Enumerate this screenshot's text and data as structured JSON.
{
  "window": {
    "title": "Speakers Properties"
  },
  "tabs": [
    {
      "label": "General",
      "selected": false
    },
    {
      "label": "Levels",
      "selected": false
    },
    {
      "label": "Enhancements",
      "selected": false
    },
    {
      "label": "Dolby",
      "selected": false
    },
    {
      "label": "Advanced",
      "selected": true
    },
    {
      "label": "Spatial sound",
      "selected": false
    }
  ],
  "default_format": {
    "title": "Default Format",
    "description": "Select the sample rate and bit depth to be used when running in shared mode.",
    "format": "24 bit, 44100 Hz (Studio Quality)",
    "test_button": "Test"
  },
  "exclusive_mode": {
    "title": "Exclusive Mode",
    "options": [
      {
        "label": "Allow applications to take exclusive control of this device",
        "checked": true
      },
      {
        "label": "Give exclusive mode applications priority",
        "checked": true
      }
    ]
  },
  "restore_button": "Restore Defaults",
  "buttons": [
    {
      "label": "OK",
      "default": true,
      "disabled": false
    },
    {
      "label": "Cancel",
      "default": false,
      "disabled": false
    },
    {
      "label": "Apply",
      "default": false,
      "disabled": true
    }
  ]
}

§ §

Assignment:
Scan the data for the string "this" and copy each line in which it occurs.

Written solution:
Enumerate this screenshot's text and data as structured JSON.
        "label": "Allow applications to take exclusive control of this device",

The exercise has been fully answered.